WHAT TO DO
The answer must consist solely of the lines from the one with "Output a JSON" through the last line of the data, copied exactly, with no pictures.

'''

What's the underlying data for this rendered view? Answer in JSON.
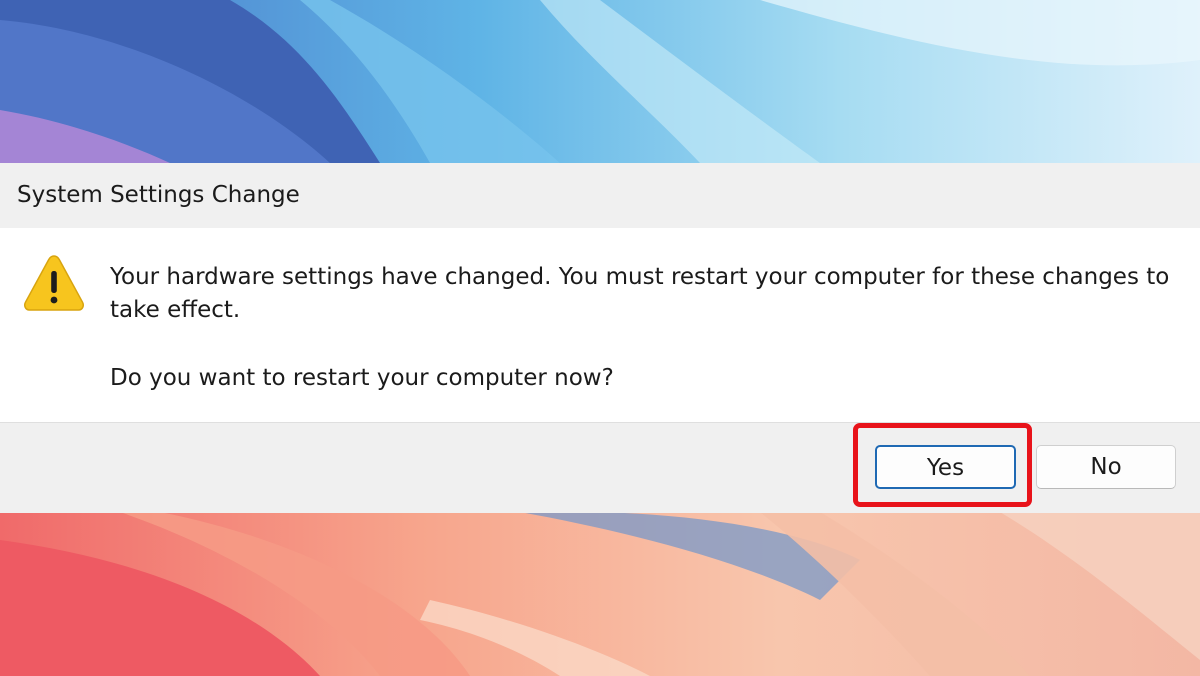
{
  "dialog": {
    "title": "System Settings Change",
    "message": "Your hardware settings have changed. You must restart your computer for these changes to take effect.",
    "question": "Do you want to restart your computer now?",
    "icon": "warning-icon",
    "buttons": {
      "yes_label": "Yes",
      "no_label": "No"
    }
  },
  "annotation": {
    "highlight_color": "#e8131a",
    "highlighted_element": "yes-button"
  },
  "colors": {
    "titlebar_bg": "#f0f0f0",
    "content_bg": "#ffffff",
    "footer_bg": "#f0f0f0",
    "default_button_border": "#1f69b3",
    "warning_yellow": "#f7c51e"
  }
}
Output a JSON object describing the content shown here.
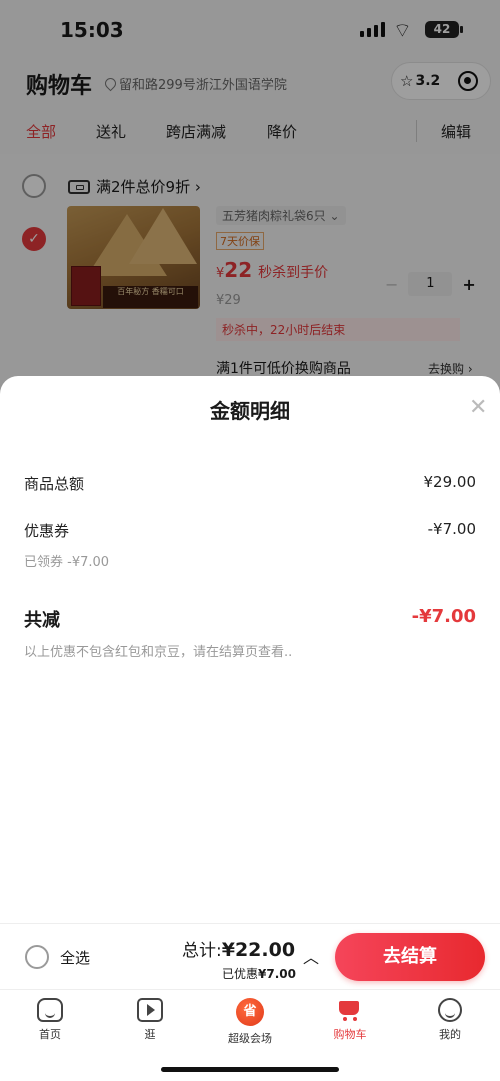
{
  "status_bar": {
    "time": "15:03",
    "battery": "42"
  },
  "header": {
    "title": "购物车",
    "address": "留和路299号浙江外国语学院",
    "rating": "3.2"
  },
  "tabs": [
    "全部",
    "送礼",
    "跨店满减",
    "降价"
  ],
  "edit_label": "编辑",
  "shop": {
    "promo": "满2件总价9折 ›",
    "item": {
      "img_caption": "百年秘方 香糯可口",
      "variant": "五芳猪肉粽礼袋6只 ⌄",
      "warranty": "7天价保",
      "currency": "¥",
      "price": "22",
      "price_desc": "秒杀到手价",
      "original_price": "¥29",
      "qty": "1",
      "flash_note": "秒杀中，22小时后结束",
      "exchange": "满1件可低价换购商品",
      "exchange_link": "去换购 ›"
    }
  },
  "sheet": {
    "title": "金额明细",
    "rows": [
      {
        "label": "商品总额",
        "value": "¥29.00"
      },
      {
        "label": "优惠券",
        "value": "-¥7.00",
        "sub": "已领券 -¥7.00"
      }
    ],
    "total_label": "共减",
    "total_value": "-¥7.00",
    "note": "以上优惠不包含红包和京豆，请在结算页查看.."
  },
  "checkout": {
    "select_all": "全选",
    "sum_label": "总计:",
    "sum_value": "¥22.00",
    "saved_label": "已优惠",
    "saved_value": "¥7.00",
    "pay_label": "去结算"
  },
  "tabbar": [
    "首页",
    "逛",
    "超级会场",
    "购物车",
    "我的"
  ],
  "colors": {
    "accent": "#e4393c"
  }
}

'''

OUTPUT FOR THIS TASK
Output a JSON object describing the content shown here.
{
  "status_bar": {
    "time": "15:03",
    "battery": "42"
  },
  "header": {
    "title": "购物车",
    "address": "留和路299号浙江外国语学院",
    "rating": "3.2"
  },
  "tabs": [
    "全部",
    "送礼",
    "跨店满减",
    "降价"
  ],
  "edit_label": "编辑",
  "shop": {
    "promo": "满2件总价9折 ›",
    "item": {
      "img_caption": "百年秘方 香糯可口",
      "variant": "五芳猪肉粽礼袋6只 ⌄",
      "warranty": "7天价保",
      "currency": "¥",
      "price": "22",
      "price_desc": "秒杀到手价",
      "original_price": "¥29",
      "qty": "1",
      "flash_note": "秒杀中，22小时后结束",
      "exchange": "满1件可低价换购商品",
      "exchange_link": "去换购 ›"
    }
  },
  "sheet": {
    "title": "金额明细",
    "rows": [
      {
        "label": "商品总额",
        "value": "¥29.00"
      },
      {
        "label": "优惠券",
        "value": "-¥7.00",
        "sub": "已领券 -¥7.00"
      }
    ],
    "total_label": "共减",
    "total_value": "-¥7.00",
    "note": "以上优惠不包含红包和京豆，请在结算页查看.."
  },
  "checkout": {
    "select_all": "全选",
    "sum_label": "总计:",
    "sum_value": "¥22.00",
    "saved_label": "已优惠",
    "saved_value": "¥7.00",
    "pay_label": "去结算"
  },
  "tabbar": [
    "首页",
    "逛",
    "超级会场",
    "购物车",
    "我的"
  ],
  "colors": {
    "accent": "#e4393c"
  }
}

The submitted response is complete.